▶ THE TASK
Every line of the data is to be reproduced exactly.

▶ Extracted data entries
....................

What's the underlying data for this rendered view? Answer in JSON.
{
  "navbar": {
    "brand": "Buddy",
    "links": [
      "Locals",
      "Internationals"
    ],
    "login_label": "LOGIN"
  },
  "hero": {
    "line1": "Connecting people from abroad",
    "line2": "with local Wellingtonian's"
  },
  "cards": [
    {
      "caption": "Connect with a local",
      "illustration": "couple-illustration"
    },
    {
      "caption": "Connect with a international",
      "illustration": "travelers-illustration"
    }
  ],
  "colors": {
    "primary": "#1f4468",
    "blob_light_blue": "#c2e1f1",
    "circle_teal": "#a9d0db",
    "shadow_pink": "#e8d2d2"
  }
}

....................

▶ WRITTEN ANSWER
What's the underlying data for this rendered view? Answer in JSON.
{
  "navbar": {
    "brand": "Buddy",
    "links": [
      "Locals",
      "Internationals"
    ],
    "login_label": "LOGIN"
  },
  "hero": {
    "line1": "Connecting people from abroad",
    "line2": "with local Wellingtonian's"
  },
  "cards": [
    {
      "caption": "Connect with a local",
      "illustration": "couple-illustration"
    },
    {
      "caption": "Connect with a international",
      "illustration": "travelers-illustration"
    }
  ],
  "colors": {
    "primary": "#1f4468",
    "blob_light_blue": "#c2e1f1",
    "circle_teal": "#a9d0db",
    "shadow_pink": "#e8d2d2"
  }
}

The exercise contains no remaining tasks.